- All of the students and the teacher are in one large circle so everyone can see everyone else.
- The position of the teacher in the circle changes.
- Teachers move closer to shy students to better encourage their involvement and to disruptive students to minimize their disruptiveness.
- Teachers should team-teach meetings where possible so that newer teachers can get tacit knowledge of how to run a class meeting.
- Even though the meeting is open in most cases, students should be encouraged to raise their hands so the teacher can help to ensure everyone has an opportunity to speak.
Glasser admits that sometimes teachers aren’t able to have the kind of open facilitated discussion that he advocates in class meetings, and the failures he cites are the same sorts of adoption concerns that any new idea would have. (See Diffusion of Innovations) Facilitation is actually quite a different skill than traditional teaching and because of this it can be uncomfortable.
Rules, Self-Esteem, and Communication
There are some other insights offered by Glasser, including that students with less permissive parents have higher self-esteem. He’s quoting a 1968 article in Scientific American by Dr. Stanley Coopersmith which says, “A second and more surprising finding was that the parents of the high-self-esteem children proved to be less permissive than those of children with lower self-esteem….” In short, if you want your children to be effective, you should set rules. Coopersmith goes on to say “We found that the parents of the low-self-esteem boys, on the other hand, tended to be extremely permissive but inflicted harsh punishment when the children gave them trouble.” The advice from the age of Dr. Spock was permissiveness and individuality – something that he doubted later in his life. (See Finding Flow.)

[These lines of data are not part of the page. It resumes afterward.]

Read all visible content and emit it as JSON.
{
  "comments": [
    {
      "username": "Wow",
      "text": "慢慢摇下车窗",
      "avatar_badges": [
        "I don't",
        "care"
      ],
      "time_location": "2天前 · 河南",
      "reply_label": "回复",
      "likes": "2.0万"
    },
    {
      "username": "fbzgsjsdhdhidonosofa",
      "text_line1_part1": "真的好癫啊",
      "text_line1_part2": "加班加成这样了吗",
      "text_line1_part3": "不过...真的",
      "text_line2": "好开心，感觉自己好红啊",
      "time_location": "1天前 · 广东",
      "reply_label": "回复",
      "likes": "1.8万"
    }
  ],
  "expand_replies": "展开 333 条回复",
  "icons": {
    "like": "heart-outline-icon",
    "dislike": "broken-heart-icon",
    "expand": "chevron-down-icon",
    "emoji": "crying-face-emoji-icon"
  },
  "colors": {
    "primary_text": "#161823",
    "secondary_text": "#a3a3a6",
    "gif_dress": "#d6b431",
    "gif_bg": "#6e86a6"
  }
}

Glasser also points out that we can bounce signals off the moon but still can’t communicate with our children. I think that his scope is too limited. We can bounce signals off the moon but we can’t communicate to each other. However, Glasser’s insight isn’t a bad start. See what you can pick up from Schools without Failure.